%%

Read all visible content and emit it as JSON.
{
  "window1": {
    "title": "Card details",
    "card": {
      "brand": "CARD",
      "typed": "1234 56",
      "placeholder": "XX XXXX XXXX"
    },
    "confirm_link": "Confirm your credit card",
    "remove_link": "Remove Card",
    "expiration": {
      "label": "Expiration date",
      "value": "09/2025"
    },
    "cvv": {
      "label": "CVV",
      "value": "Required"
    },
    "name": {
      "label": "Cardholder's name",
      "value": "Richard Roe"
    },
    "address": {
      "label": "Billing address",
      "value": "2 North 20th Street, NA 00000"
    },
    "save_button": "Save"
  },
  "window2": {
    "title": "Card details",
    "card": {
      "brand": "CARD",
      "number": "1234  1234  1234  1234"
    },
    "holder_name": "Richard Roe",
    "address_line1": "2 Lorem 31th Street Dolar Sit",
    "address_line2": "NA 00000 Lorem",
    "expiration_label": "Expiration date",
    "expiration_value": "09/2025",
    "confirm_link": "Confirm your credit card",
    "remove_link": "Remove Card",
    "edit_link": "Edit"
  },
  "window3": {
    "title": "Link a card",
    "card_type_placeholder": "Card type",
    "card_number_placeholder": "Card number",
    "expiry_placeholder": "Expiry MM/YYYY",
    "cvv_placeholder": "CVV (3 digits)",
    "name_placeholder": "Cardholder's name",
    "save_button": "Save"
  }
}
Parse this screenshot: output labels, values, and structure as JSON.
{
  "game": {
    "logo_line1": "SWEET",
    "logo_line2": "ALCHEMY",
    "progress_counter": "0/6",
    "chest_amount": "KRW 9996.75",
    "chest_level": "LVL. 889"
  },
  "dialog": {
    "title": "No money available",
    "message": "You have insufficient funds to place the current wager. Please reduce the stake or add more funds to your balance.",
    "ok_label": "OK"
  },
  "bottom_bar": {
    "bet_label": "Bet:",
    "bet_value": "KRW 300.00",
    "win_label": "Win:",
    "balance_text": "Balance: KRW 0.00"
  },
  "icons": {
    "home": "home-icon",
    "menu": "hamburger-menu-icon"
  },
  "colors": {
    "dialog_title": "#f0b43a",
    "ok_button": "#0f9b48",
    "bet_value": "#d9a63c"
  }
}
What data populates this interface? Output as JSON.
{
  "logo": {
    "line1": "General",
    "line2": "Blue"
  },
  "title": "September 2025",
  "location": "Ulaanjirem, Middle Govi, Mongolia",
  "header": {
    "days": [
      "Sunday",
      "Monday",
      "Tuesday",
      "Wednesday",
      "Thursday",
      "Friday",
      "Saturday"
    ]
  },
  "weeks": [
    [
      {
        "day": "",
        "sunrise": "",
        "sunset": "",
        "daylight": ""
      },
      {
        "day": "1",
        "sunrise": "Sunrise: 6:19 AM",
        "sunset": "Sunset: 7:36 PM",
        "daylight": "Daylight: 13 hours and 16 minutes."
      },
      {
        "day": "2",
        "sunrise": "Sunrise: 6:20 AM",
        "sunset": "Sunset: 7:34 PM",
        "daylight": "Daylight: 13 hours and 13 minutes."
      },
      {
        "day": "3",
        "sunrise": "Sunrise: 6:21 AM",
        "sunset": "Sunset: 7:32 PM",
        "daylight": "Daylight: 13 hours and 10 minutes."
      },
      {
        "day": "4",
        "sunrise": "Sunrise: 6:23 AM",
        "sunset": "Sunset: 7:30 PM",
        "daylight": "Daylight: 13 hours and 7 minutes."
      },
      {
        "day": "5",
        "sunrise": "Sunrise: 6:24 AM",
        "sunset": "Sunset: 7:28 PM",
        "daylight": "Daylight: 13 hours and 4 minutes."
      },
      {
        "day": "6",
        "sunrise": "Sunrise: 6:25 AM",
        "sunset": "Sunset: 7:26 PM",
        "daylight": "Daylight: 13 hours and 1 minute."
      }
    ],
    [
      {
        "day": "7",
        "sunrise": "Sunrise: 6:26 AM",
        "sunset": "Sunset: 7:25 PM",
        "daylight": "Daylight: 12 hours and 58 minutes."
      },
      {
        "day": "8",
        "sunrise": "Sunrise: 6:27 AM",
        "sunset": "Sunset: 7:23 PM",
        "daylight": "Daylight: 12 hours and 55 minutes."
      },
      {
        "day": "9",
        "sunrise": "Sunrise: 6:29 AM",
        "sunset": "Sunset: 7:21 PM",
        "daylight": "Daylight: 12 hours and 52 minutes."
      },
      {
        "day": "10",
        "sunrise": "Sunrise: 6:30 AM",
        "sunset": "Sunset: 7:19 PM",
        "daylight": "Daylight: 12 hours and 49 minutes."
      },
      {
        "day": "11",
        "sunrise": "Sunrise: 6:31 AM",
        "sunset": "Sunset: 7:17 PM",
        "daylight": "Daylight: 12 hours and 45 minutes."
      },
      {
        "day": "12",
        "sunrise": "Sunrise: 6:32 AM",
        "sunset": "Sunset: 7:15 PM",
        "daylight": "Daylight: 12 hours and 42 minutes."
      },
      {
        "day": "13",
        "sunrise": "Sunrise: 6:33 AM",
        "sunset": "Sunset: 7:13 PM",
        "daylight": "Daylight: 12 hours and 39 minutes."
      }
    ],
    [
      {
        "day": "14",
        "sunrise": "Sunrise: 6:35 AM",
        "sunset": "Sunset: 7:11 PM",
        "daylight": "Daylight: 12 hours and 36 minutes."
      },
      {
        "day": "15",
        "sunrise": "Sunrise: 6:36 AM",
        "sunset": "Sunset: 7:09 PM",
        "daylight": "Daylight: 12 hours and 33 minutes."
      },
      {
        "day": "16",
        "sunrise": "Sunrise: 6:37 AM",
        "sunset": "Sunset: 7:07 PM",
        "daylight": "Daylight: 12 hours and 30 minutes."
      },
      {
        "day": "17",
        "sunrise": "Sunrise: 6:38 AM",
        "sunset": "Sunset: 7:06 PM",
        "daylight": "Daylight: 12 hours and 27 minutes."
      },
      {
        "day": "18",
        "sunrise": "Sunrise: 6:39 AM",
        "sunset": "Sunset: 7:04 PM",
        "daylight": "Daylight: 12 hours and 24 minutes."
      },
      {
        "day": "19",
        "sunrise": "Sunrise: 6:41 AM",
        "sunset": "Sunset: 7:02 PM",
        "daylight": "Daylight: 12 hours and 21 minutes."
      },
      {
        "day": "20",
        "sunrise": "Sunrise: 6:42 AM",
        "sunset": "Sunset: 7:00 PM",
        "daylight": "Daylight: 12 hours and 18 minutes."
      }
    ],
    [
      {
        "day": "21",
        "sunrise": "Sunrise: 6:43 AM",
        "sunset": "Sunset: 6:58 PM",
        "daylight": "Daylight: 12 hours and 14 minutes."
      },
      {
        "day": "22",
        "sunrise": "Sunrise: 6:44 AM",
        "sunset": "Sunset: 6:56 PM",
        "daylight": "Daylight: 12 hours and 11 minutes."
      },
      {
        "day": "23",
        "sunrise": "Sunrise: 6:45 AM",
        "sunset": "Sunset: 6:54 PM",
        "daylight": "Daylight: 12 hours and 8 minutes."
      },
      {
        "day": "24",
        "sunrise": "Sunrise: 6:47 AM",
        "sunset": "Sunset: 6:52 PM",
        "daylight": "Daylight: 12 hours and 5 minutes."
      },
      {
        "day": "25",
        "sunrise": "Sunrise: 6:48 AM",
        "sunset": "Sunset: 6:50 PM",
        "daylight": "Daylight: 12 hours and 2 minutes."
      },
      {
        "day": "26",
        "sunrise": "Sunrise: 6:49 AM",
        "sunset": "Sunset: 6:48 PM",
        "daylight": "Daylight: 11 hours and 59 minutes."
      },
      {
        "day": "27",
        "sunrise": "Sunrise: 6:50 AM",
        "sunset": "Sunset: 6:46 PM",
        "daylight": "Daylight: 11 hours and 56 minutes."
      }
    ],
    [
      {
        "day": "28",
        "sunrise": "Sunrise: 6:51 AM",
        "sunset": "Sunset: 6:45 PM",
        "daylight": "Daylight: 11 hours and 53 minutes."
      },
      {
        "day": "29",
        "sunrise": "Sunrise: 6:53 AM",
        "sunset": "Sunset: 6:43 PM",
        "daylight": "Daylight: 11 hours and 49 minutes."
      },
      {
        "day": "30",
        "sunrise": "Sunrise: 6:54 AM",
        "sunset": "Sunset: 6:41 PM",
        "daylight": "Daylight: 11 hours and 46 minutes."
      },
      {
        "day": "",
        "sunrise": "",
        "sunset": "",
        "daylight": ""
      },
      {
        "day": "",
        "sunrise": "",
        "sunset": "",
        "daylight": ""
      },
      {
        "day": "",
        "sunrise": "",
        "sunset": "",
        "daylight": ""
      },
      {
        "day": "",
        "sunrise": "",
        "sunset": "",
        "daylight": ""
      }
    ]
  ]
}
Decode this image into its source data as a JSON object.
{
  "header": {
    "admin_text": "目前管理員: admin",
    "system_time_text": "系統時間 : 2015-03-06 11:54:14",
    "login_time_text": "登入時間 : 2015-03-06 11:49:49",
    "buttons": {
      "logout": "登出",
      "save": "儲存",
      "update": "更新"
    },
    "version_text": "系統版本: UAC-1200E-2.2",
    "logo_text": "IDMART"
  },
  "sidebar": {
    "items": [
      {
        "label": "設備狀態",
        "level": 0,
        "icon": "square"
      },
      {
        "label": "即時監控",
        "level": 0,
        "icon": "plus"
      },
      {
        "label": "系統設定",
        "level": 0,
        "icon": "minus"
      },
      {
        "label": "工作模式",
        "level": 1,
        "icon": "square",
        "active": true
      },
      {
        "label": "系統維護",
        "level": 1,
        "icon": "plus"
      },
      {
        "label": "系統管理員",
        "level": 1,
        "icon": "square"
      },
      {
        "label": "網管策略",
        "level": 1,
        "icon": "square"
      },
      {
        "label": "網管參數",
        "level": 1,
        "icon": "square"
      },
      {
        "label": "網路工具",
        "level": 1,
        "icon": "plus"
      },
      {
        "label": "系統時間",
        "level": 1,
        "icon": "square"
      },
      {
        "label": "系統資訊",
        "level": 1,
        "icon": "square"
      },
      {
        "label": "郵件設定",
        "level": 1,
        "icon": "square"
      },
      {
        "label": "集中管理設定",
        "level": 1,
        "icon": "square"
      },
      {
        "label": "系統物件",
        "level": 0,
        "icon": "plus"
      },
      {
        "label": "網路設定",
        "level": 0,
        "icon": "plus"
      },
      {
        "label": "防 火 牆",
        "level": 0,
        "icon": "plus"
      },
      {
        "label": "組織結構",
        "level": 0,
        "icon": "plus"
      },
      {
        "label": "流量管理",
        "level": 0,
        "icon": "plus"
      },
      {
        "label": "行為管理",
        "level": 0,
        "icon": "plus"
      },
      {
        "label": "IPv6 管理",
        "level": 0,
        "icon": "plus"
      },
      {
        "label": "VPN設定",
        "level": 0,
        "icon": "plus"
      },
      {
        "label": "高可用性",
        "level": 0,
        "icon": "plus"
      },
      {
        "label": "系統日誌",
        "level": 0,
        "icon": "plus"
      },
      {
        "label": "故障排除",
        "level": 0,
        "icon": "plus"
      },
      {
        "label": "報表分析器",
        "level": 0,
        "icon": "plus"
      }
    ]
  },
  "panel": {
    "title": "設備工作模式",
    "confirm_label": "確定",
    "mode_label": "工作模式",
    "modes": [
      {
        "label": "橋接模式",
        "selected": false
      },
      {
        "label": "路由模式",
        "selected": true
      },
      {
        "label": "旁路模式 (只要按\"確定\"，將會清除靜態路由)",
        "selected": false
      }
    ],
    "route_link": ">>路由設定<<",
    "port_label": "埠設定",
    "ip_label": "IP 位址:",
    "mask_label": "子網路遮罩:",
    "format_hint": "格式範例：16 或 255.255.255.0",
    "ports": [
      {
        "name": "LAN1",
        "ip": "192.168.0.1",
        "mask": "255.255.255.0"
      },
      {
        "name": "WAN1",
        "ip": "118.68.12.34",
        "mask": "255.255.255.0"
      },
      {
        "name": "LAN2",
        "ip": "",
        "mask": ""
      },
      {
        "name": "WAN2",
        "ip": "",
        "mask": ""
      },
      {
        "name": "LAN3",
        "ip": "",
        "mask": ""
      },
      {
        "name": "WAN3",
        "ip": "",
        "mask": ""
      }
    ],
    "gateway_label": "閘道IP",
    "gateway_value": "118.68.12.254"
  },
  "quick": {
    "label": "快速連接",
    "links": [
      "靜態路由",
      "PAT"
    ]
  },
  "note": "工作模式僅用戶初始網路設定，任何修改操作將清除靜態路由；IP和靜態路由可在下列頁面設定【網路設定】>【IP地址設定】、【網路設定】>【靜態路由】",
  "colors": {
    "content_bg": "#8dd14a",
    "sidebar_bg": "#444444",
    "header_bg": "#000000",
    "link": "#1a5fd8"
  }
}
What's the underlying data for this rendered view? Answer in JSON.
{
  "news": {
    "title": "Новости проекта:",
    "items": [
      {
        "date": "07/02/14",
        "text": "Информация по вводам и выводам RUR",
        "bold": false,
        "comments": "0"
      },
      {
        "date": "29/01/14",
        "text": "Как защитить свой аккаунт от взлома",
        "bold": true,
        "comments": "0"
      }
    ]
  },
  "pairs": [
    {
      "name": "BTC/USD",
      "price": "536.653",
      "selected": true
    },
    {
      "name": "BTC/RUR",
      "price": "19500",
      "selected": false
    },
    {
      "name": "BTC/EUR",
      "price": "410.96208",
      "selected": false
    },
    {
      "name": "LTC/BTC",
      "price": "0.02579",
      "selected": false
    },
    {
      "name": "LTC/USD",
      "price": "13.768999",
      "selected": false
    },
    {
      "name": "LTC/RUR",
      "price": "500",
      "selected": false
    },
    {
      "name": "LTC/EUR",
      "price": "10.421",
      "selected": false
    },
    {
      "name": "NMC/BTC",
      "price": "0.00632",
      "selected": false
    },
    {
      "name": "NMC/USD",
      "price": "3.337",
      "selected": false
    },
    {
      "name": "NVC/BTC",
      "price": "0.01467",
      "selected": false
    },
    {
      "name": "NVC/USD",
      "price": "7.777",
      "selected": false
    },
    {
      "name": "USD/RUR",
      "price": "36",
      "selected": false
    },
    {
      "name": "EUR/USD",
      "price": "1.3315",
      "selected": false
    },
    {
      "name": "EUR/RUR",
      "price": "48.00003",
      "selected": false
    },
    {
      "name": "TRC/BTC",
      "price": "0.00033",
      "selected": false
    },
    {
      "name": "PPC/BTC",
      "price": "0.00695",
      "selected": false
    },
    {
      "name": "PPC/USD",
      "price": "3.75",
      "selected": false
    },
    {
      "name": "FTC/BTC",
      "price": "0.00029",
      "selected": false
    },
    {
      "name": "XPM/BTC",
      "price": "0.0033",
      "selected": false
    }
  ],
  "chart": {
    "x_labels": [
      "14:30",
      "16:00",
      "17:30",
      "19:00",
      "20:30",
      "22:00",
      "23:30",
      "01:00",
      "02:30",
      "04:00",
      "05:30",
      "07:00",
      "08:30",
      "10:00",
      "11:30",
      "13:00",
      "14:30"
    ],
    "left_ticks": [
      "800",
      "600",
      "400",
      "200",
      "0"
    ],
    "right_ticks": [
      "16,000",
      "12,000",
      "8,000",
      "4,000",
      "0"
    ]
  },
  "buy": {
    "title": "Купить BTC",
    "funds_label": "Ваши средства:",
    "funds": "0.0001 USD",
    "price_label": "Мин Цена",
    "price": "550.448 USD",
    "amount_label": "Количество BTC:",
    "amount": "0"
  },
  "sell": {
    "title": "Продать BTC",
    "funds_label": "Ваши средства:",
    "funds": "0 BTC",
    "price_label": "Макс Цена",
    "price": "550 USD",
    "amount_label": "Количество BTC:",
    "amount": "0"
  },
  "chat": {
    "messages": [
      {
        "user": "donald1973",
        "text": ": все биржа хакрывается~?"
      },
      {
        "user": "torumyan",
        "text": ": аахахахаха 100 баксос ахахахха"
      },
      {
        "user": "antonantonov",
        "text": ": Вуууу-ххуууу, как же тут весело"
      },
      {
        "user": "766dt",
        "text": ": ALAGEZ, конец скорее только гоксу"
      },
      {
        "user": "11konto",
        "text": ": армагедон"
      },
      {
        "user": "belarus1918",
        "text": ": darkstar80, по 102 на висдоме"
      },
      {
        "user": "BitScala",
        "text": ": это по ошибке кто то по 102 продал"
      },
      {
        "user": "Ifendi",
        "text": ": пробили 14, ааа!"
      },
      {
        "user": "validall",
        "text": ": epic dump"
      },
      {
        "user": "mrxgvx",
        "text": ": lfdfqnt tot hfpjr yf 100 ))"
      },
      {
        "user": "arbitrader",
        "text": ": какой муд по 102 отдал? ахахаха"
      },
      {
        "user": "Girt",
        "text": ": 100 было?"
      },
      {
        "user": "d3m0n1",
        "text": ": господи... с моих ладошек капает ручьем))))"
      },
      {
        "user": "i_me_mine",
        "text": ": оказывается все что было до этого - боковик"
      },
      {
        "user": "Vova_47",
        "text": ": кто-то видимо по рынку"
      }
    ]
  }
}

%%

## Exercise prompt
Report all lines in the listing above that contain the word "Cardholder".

## Result
      "label": "Cardholder's name",
    "name_placeholder": "Cardholder's name",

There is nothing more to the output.